INSTRUCTIONS FOR THE TASK ->
Please show all lines of the records that include "icon".

[Entries from a dataset of interfaces]
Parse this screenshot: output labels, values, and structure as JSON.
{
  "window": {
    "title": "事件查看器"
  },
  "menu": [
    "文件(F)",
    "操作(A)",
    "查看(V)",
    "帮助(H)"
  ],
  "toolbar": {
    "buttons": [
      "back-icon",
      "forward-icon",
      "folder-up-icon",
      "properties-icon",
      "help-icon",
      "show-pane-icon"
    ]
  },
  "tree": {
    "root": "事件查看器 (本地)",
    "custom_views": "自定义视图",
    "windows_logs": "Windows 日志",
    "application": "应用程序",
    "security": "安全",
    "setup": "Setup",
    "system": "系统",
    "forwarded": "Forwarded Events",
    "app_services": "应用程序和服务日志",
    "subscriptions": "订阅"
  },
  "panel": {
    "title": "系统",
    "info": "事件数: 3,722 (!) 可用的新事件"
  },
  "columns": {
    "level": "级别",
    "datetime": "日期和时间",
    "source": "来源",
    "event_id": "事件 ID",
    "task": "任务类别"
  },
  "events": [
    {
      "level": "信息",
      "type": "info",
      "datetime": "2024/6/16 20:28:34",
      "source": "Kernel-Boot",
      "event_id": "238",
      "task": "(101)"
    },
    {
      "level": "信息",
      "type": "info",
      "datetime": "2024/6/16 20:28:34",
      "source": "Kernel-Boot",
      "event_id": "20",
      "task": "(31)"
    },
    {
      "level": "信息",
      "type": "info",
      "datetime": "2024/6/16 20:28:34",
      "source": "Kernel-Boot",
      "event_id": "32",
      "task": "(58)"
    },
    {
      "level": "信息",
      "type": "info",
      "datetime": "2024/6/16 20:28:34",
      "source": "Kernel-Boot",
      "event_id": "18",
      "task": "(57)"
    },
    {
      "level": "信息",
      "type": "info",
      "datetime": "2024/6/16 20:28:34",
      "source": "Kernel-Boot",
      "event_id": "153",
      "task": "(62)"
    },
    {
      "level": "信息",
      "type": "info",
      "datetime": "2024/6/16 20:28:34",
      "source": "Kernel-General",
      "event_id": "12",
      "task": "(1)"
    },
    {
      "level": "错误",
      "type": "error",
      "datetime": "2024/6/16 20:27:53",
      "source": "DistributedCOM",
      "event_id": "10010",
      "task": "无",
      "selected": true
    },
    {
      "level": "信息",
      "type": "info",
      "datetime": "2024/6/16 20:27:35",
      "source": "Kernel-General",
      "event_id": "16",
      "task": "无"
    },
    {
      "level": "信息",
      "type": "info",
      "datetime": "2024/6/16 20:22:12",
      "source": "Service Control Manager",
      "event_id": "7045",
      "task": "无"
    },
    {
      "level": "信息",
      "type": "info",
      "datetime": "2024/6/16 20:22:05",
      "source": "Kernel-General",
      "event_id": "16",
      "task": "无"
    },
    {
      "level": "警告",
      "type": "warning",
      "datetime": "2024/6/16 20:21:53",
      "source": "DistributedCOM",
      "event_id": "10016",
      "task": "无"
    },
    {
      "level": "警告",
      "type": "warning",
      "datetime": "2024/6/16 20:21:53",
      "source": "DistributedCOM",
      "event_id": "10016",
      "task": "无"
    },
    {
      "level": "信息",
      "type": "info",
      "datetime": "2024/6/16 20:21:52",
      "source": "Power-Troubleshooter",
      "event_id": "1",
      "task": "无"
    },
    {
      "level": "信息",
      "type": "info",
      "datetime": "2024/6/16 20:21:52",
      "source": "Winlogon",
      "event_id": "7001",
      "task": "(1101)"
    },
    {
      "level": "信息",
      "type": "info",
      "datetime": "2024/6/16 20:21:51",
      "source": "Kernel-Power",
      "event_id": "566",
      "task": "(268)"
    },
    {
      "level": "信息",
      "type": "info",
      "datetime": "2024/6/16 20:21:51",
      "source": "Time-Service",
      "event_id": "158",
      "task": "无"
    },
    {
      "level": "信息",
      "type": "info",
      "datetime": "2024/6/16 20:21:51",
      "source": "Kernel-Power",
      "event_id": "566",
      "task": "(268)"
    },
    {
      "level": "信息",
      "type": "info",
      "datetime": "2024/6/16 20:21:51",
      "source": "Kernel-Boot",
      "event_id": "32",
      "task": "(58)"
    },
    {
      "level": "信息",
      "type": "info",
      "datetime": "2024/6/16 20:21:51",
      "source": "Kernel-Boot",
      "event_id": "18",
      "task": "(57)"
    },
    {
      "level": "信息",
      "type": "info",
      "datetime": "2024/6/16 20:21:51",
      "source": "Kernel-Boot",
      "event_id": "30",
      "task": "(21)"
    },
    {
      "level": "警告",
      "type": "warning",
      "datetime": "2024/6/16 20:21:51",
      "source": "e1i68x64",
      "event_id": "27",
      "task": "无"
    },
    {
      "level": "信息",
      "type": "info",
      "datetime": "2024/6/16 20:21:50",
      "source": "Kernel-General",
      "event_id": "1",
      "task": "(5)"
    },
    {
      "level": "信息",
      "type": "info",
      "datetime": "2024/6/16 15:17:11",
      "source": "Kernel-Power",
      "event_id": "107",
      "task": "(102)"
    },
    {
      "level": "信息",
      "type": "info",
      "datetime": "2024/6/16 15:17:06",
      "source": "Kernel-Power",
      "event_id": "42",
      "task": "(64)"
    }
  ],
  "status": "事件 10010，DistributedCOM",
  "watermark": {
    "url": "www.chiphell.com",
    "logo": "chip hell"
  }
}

RESULT OF THIS EXERCISE ->
      "back-icon",
      "forward-icon",
      "folder-up-icon",
      "properties-icon",
      "help-icon",
      "show-pane-icon"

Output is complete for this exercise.